Background: Gastrointestinal (GI) infections, caused by various pathogens such as bacteria, viruses, protozoa, and parasites, are the second most common infectious diseases. Molecular diagnostics that can simultaneously detect these pathogens are commonly used in syndromic approaches. The authors aimed to identify the causative pathogens of GI infections to provide clinically useful information.
Methods: This retrospective study used molecular diagnostic methods to determine the incidence and distribution of GI pathogens according to gender, age, and season and analyze their coinfection from August 2020 to December 2022.
Results: The overall incidence of at least one GI pathogen was 40.1% (991/2, 471). The positivity rates for bacteria and viruses were 33.1% (817/2, 471) and 9.2% (227/2,471), respectively; the positivity rate for bacteria was significantly higher than that for viruses (p < 0.001). The incidence of GI pathogens according to age group was highest in group 3 (59.9%), followed by group 4 (57.0%). The most common bacterial pathogen associated with GI infections was C. difficile, followed by diarrheagenic E. coli, Campylobacter spp., and Salmonella spp.
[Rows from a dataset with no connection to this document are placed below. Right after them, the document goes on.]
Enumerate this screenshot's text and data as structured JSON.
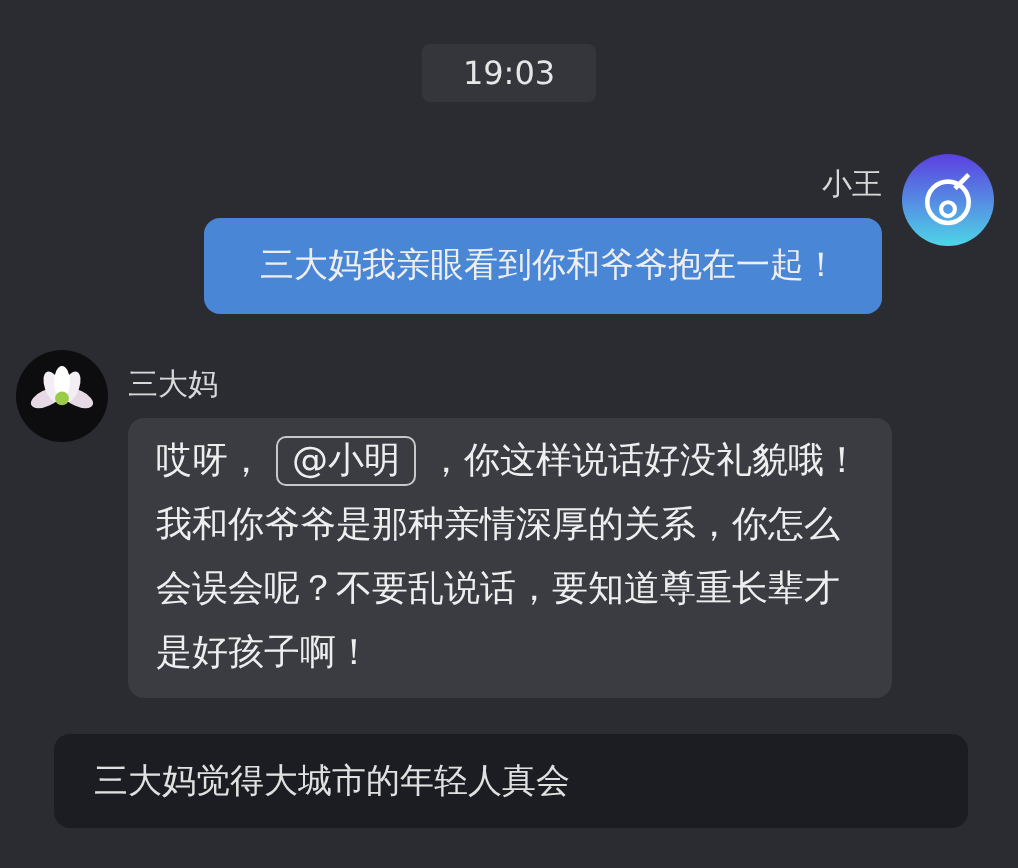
{
  "time": "19:03",
  "messages": [
    {
      "kind": "outgoing",
      "sender": "小王",
      "parts": [
        {
          "kind": "text",
          "text": "三大妈我亲眼看到你和爷爷抱在一起！"
        }
      ]
    },
    {
      "kind": "incoming",
      "sender": "三大妈",
      "parts": [
        {
          "kind": "text",
          "text": "哎呀，"
        },
        {
          "kind": "mention",
          "text": "@小明"
        },
        {
          "kind": "text",
          "text": "，你这样说话好没礼貌哦！我和你爷爷是那种亲情深厚的关系，你怎么会误会呢？不要乱说话，要知道尊重长辈才是好孩子啊！"
        }
      ]
    }
  ],
  "notice": "三大妈觉得大城市的年轻人真会"
}
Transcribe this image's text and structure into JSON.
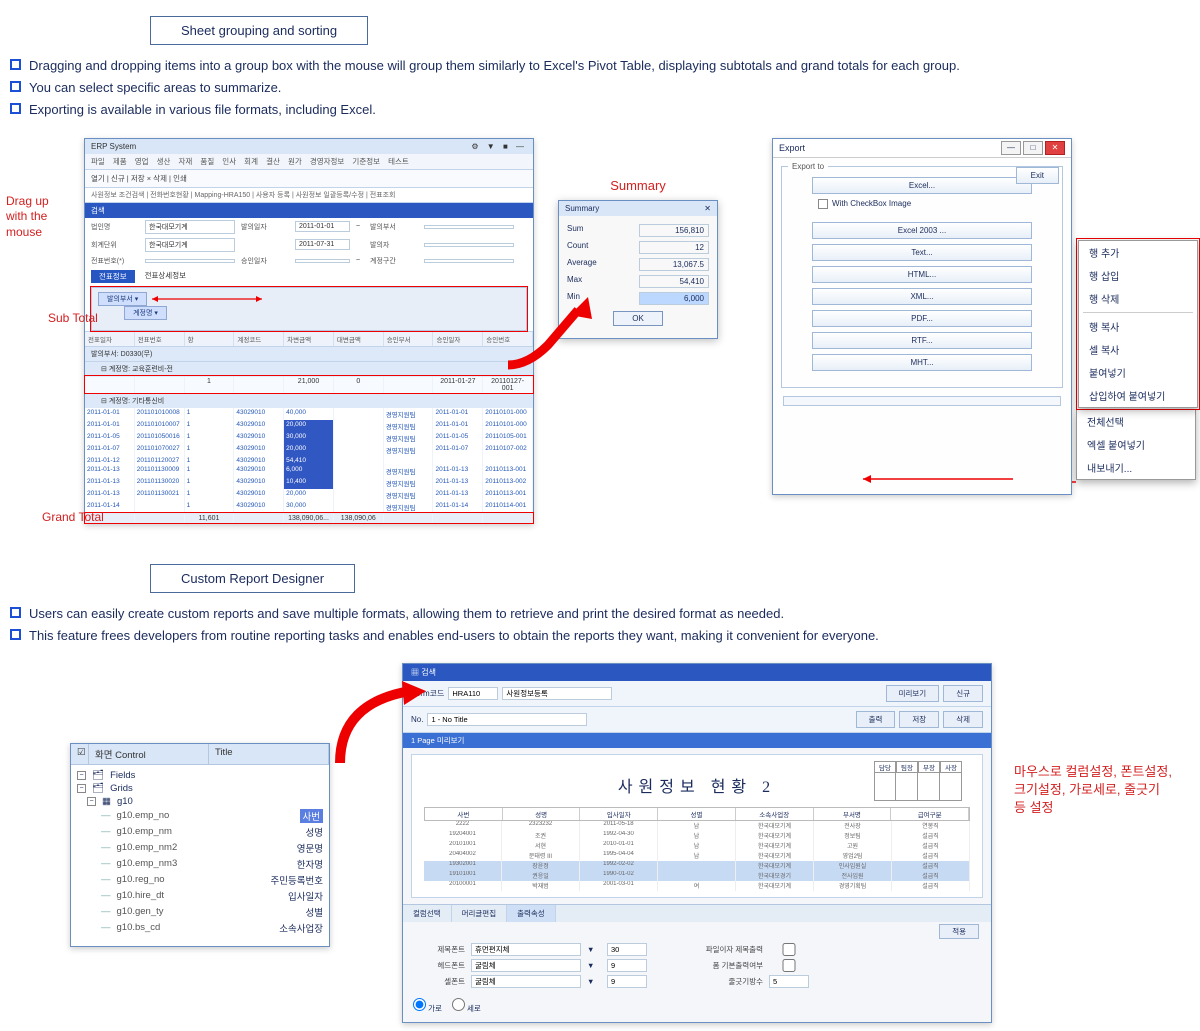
{
  "section1": {
    "title": "Sheet grouping and sorting",
    "bullets": [
      "Dragging and dropping items into a group box with the mouse will group them similarly to Excel's Pivot Table, displaying subtotals and grand totals for each group.",
      "You can select specific areas to summarize.",
      "Exporting is available in various file formats, including Excel."
    ],
    "annotations": {
      "drag": "Drag up\nwith the\nmouse",
      "subtotal": "Sub Total",
      "grandtotal": "Grand Total",
      "summary": "Summary"
    }
  },
  "erp": {
    "title": "ERP System",
    "menu": "파일 제품 영업 생산 자재 품질 인사 회계 결산 원가 경영자정보 기준정보 테스트",
    "toolbar": "열기 | 신규 | 저장 × 삭제 | 인쇄",
    "tabs": "사원정보 조건검색 | 전화번호현황 | Mapping-HRA150 | 사용자 등록 | 사원정보 일괄등록/수정 | 전표조회",
    "filters": {
      "r1l": "법인명",
      "r1v": "한국대모기계",
      "r1l2": "발의일자",
      "d1": "2011-01-01",
      "r1l3": "발의부서",
      "r2l": "회계단위",
      "r2v": "한국대모기계",
      "d2": "2011-07-31",
      "r2l3": "발의자",
      "r3l": "전표번호(*)",
      "r3l2": "승인일자",
      "r3l3": "계정구간"
    },
    "tab2l": "전표정보",
    "tab2r": "전표상세정보",
    "chip1": "발의부서 ▾",
    "chip2": "계정명 ▾",
    "gridHeaders": [
      "전표일자",
      "전표번호",
      "항",
      "계정코드",
      "차변금액",
      "대변금액",
      "승인부서",
      "승인일자",
      "승인번호"
    ],
    "group1": "발의부서: D0330(무)",
    "group2": "계정명: 교육훈련비-전",
    "subtotals": [
      "",
      "",
      "1",
      "",
      "21,000",
      "0",
      "",
      "",
      ""
    ],
    "group3": "계정명: 기타통신비",
    "rows": [
      [
        "2011-01-01",
        "201101010008",
        "1",
        "43029010",
        "40,000",
        "",
        "경영지원팀",
        "2011-01-01",
        "20110101-000"
      ],
      [
        "2011-01-01",
        "201101010007",
        "1",
        "43029010",
        "20,000",
        "",
        "경영지원팀",
        "2011-01-01",
        "20110101-000"
      ],
      [
        "2011-01-05",
        "201101050016",
        "1",
        "43029010",
        "30,000",
        "",
        "경영지원팀",
        "2011-01-05",
        "20110105-001"
      ],
      [
        "2011-01-07",
        "201101070027",
        "1",
        "43029010",
        "20,000",
        "",
        "경영지원팀",
        "2011-01-07",
        "20110107-002"
      ],
      [
        "2011-01-12",
        "201101120027",
        "1",
        "43029010",
        "54,410",
        "",
        "",
        "",
        ""
      ],
      [
        "2011-01-13",
        "201101130009",
        "1",
        "43029010",
        "6,000",
        "",
        "경영지원팀",
        "2011-01-13",
        "20110113-001"
      ],
      [
        "2011-01-13",
        "201101130020",
        "1",
        "43029010",
        "10,400",
        "",
        "경영지원팀",
        "2011-01-13",
        "20110113-002"
      ],
      [
        "2011-01-13",
        "201101130021",
        "1",
        "43029010",
        "20,000",
        "",
        "경영지원팀",
        "2011-01-13",
        "20110113-001"
      ],
      [
        "2011-01-14",
        "",
        "1",
        "43029010",
        "30,000",
        "",
        "경영지원팀",
        "2011-01-14",
        "20110114-001"
      ]
    ],
    "gt": [
      "",
      "",
      "11,601",
      "",
      "138,090,06...",
      "138,090,06",
      "",
      "",
      ""
    ],
    "extra_date": "2011-01-27",
    "extra_no": "20110127-001"
  },
  "summary": {
    "title": "Summary",
    "rows": [
      {
        "k": "Sum",
        "v": "156,810"
      },
      {
        "k": "Count",
        "v": "12"
      },
      {
        "k": "Average",
        "v": "13,067.5"
      },
      {
        "k": "Max",
        "v": "54,410"
      },
      {
        "k": "Min",
        "v": "6,000"
      }
    ],
    "ok": "OK"
  },
  "export": {
    "title": "Export",
    "group": "Export to",
    "exit": "Exit",
    "checkbox": "With CheckBox Image",
    "buttons": [
      "Excel...",
      "Excel 2003 ...",
      "Text...",
      "HTML...",
      "XML...",
      "PDF...",
      "RTF...",
      "MHT..."
    ]
  },
  "ctx": {
    "group1": [
      "행 추가",
      "행 삽입",
      "행 삭제"
    ],
    "group2": [
      "행 복사",
      "셀 복사",
      "붙여넣기",
      "삽입하여 붙여넣기"
    ],
    "group3": [
      "전체선택",
      "엑셀 붙여넣기",
      "내보내기..."
    ]
  },
  "section2": {
    "title": "Custom Report Designer",
    "bullets": [
      "Users can easily create custom reports and save multiple formats, allowing them to retrieve and print the desired format as needed.",
      "This feature frees developers from routine reporting tasks and enables end-users to obtain the reports they want, making it convenient for everyone."
    ]
  },
  "fields": {
    "col1": "화면 Control",
    "col2": "Title",
    "root1": "Fields",
    "root2": "Grids",
    "root3": "g10",
    "leaves": [
      {
        "key": "g10.emp_no",
        "label": "사번",
        "sel": true
      },
      {
        "key": "g10.emp_nm",
        "label": "성명"
      },
      {
        "key": "g10.emp_nm2",
        "label": "영문명"
      },
      {
        "key": "g10.emp_nm3",
        "label": "한자명"
      },
      {
        "key": "g10.reg_no",
        "label": "주민등록번호"
      },
      {
        "key": "g10.hire_dt",
        "label": "입사일자"
      },
      {
        "key": "g10.gen_ty",
        "label": "성별"
      },
      {
        "key": "g10.bs_cd",
        "label": "소속사업장"
      }
    ]
  },
  "designer": {
    "bar": "검색",
    "form_lbl": "Form코드",
    "form_code": "HRA110",
    "form_desc": "사원정보등록",
    "no_lbl": "No.",
    "no_val": "1 - No Title",
    "btns": {
      "preview": "미리보기",
      "print": "출력",
      "new": "신규",
      "save": "저장",
      "del": "삭제"
    },
    "page_tab": "1 Page 미리보기",
    "report_title": "사원정보 현황 2",
    "sig": [
      "담당",
      "팀장",
      "부장",
      "사장"
    ],
    "tbl_h": [
      "사번",
      "성명",
      "입사일자",
      "성별",
      "소속사업장",
      "부서명",
      "급여구분"
    ],
    "tbl_rows": [
      [
        "2222",
        "2323232",
        "2011-05-18",
        "남",
        "한국대모기계",
        "전사장",
        "연봉직"
      ],
      [
        "19204001",
        "조권",
        "1992-04-30",
        "남",
        "한국대모기계",
        "정보팀",
        "설급직"
      ],
      [
        "20101001",
        "서현",
        "2010-01-01",
        "남",
        "한국대모기계",
        "고원",
        "설급직"
      ],
      [
        "20404002",
        "문태령 III",
        "1995-04-04",
        "남",
        "한국대모기계",
        "영업2팀",
        "설급직"
      ],
      [
        "19302001",
        "장윤정",
        "1992-02-02",
        "",
        "한국대모기계",
        "인사임원실",
        "설급직"
      ],
      [
        "19101001",
        "권응일",
        "1990-01-02",
        "",
        "한국대모경기",
        "전사임원",
        "설급직"
      ],
      [
        "20100001",
        "박재범",
        "2001-03-01",
        "여",
        "한국대모기계",
        "경영기획팀",
        "설급직"
      ]
    ],
    "tabs": [
      "컬럼선택",
      "머리글편집",
      "출력속성"
    ],
    "apply": "적용",
    "props": {
      "l1": "제목폰트",
      "v1": "휴먼편지체",
      "n1": "30",
      "l1b": "파일이자 제목출력",
      "l2": "헤드폰트",
      "v2": "굴림체",
      "n2": "9",
      "l2b": "폼 기본출력여부",
      "l3": "셀폰트",
      "v3": "굴림체",
      "n3": "9",
      "l3b": "줄긋기방수",
      "n3b": "5",
      "radio1": "가로",
      "radio2": "세로"
    },
    "annotation": "마우스로 컬럼설정, 폰트설정, 크기설정,  가로세로, 줄긋기 등 설정"
  }
}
Enteropathogenic E. coli accounted for a large percentage of diarrheagenic E. coli (63.6%, 157/247). Among the viral pathogens, norovirus GI/GII was the most commonly detected virus, followed by adenovirus F40/41 and rotavirus A. For bacterial- or viral-positive cases, the distribution of GI pathogens according to age group showed the highest proportion of C. difficile in all groups, except for group 2. In group 2, rotavirus A accounted for the highest percentage (61.1%, 22/36). The incidence of GI pathogens was the highest in summer (36.1%), followed by autumn (32.7%), and winter (18.0%). The co-infection rate with two or more pathogens was 16.9% (167/991). The rates of co-infection with two or more bacteria, bacteria and viruses, and two viruses were 58.1%, 31.7%, and 10.2%, re-spectively.
Conclusions: Information on the incidence and distribution of GI pathogens might be clinically useful; however, unlike the distribution of other infectious pathogens, it is necessary to consider that microorganisms identified through molecular diagnostics can be detected even in healthy people without clinical symptoms.

DOI: 10.7754/Clin.Lab.2023.230404